Never more is this the case than in Hugonnier’s ongoing series, Art for Modern Architecture (2004 – present), in which she takes the front page of various newspapers and obscures their images with patches of bright colour. This erasure technique works (alongside the general flatness of Hugonnier’s collage mode, which dictates a frontal approach) to enforce extreme restrictions upon our visual perception. These restrictions are then echoed in—and contribute towards—the viewer’s necessarily limited interpretation: we can only understand these collages according to our individual and necessarily biased memory or invented notion of the obscured images.

Hugonnier’s work revisits modernist tropes, often casting a disbelieving shadow upon their utopian aims to revolutionise the politics of power. For while her work shows that art can function in a social/political sphere to make people ‘think for themselves’, it also suggests that such a process might be considered a kind of propaganda in itself: one which enforces its own strict boundaries upon the viewer.


Hugonnier’s works have been widely exhibited over the past fifteen years, including in shows at The Museum of Contemporary Arts, Seoul; The BALTIC Centre, Newcastle; Zabludowicz Collection, London. Hugonnier is also included in the collections of The Louvre, Paris; The Museum of Modern Art, New York; and Philadelphia Museum of Art, Philadelphia.

Hugonnier’s work revisits modernist tropes, often casting a disbelieving shadow upon their utopian aims to revolutionise the politics of power. For while her work shows that art can function in a social/political sphere to make people ‘think for themselves’, it also suggests that such a process might be considered a kind of propaganda in itself: one which enforces its own strict boundaries upon the viewer.

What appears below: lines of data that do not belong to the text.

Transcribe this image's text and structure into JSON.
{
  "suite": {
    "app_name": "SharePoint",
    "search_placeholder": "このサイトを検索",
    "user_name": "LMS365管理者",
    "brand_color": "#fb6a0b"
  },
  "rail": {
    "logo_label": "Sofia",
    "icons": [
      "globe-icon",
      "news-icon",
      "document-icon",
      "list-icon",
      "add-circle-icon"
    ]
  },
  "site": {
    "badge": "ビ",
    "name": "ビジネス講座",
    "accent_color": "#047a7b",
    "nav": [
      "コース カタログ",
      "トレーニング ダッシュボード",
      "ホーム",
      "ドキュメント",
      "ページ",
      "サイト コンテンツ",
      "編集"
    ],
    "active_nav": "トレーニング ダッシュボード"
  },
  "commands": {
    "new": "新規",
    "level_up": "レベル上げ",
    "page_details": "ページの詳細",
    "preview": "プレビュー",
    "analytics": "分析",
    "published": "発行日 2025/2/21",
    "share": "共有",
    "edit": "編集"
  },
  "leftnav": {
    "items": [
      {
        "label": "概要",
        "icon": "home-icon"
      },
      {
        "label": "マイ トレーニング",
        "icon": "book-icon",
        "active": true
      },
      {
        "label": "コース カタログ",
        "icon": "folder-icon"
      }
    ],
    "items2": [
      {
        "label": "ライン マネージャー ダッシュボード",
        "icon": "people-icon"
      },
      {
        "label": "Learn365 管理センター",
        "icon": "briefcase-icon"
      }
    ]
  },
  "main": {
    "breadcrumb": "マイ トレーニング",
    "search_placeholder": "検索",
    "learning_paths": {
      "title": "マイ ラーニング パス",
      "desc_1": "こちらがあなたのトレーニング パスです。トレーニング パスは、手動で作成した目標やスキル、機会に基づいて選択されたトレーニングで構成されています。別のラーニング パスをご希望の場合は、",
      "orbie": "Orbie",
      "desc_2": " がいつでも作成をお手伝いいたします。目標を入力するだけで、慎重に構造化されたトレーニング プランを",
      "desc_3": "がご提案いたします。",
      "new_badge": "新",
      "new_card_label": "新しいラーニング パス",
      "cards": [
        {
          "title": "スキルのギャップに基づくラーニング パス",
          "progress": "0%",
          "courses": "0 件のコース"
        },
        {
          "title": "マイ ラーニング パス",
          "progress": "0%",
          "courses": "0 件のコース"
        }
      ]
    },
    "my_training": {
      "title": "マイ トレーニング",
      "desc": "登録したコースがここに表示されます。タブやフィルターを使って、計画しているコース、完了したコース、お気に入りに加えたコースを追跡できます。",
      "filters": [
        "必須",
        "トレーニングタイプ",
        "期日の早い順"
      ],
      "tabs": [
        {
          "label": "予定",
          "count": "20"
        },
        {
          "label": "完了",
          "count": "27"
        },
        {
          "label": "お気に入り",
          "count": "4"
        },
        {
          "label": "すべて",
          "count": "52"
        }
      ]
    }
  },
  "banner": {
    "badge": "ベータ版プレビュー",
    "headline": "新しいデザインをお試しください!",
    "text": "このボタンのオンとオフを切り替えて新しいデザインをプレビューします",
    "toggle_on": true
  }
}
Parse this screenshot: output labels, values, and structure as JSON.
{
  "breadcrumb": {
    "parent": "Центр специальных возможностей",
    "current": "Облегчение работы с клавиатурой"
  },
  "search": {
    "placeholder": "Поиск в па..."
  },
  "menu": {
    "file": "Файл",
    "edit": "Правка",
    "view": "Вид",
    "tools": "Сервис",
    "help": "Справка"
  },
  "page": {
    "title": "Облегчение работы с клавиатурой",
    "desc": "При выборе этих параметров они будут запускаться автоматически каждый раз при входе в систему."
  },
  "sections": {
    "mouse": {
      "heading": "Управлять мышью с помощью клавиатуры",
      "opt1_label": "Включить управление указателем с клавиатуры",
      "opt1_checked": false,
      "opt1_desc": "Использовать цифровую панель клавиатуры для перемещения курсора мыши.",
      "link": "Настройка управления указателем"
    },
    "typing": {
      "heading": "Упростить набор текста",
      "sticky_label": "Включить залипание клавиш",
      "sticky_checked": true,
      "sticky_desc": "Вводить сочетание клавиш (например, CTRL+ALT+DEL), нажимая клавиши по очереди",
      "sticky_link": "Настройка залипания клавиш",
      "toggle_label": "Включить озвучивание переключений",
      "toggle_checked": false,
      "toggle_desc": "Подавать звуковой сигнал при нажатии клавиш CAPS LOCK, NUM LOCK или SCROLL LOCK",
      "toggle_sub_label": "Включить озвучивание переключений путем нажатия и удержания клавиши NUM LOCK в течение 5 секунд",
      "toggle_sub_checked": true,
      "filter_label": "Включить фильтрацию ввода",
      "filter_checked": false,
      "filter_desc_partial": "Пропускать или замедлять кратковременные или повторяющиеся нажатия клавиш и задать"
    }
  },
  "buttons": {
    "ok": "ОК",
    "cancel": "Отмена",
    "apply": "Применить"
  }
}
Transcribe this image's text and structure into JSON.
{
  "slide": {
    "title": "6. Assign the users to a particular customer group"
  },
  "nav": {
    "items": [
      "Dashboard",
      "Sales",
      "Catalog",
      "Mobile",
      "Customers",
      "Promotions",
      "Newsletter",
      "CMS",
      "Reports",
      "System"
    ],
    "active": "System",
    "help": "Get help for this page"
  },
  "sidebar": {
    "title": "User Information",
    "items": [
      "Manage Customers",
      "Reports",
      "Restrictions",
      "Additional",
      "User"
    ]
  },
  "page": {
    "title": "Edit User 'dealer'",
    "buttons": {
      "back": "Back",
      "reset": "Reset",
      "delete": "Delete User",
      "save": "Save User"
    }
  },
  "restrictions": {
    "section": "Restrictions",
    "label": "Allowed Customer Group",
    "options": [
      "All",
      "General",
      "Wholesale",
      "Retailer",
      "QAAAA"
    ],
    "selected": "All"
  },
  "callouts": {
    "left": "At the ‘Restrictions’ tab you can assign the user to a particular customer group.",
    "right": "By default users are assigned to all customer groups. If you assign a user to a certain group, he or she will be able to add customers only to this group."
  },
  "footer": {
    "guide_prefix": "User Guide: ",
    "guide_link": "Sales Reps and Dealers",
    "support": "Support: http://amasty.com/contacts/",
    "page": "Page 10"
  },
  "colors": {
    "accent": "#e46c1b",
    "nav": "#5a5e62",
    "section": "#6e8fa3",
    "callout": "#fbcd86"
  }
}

Marine Hugonnier
on Artuner

Part of the
exhibition

September 26th, 2017 until
January 10th, 2018
Curated by ARTUNER